Styrene, together with a combination of catalytic initiators corresponding to 0.35% benzoyl peroxide and 0.05% tertiary butyl perbenzoate was dispersed in an aqueous system containing a dispersion of submicron particles of apatite, and the mixture was stirred during the pressurized heating adapted to polymerize the styrene to a dispersion of polystyrene beads. In one set of preparation, the polymerization was conducted for 7 hours at C. followed by 90 minutes at C. Such beads contained troublesome amounts of cloudy beads when the aqueous system was water or an aqueous solution of sodium chloride at a concentration of 5% or 10% by weight, corresponding to about 1 and 1.7 molar sodium chloride. However, by increasing the brine concentration to 5 molar, or about 25% by weight, the resulting beads were consistently water white and free from cloudiness. In a modification of these tests, the polymerization was conducted for 7 hours at C. using distilled water, followed by 90 minutes treatment in sodium chloride brine at C. Cloudy beads were noted when the sodium chloride concentration was 1 molar (5% by weight) or 1.7 molar (10% by weight). However, clear beads were produced when the sodium chloride concentration was 5 molar (25% by weight). By a series of tests it is established that the inorganic solute should be present in a concentration which is within the range from about 2.5 to 6 molar, corresponding to from about 15 to 28% by weight if sodium chloride is the solute.
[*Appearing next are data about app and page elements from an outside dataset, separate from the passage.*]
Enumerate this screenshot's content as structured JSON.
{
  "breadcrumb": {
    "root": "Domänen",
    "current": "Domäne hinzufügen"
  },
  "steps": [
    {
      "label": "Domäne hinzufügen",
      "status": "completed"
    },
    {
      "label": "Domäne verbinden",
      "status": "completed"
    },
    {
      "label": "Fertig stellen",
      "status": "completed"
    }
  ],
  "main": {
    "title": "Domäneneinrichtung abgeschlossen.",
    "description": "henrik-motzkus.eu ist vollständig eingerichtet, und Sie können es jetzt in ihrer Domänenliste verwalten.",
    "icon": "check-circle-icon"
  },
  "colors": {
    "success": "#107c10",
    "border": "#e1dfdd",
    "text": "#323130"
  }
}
Various modifications of the invention are possible without departing from the scope of the appended claims.


1. The method for production of reflector polystyrene beads from monomeric styrene which includes the steps of: preparing an aqueous dispersion of monomeric styrene, a polymerization catalyst, and submicron particles of an insoluble inorganic nucleating component; polymerizing the styrene to a dispersion of polystyrene beads by maintaining and agitating said dispersion at an elevated temperature for a period from about 2 to 20 hours; said polymerizing including a terminal treatment at a temperature within the range from about C. to about C. for from about 1 to about 2 hours while said aqueous dispersion contains an inorganic solute having a concentration within the range from about 2.5 to about 6 molar.

Referenced Cited
U.S. Patent Documents
2715118 August 1955 Grimm
3207712 September 1965 Andrews et al.
3222343 December 1965 Ingram
3280089 October 1966 Wright
3389097 June 1968 Ingram et al.
3425966 February 1969 Ronden et al.
3442881 May 1969 Jahn et al.
3470146 September 1969 MacFay
3503908 March 1970 Wright et al.
3520833 July 1970 Wright
3526605 September 1970 Ingram
3647723 March 1972 Mysik
4129706 December 12, 1978 Keppler et al.
Patent History
Patent number: 4303784
Type: Grant
Filed: May 5, 1980
Date of Patent: Dec 1, 1981
Assignee: ARCO Polymers, Inc. (Philadelphia, PA)
Inventors: Ronald A. Fava (Monroeville, PA), Clarence E. Chaney (Verona, PA)
Primary Examiner: Morton Foelak
Attorney: John R. Ewbank
Application Number: 6/146,924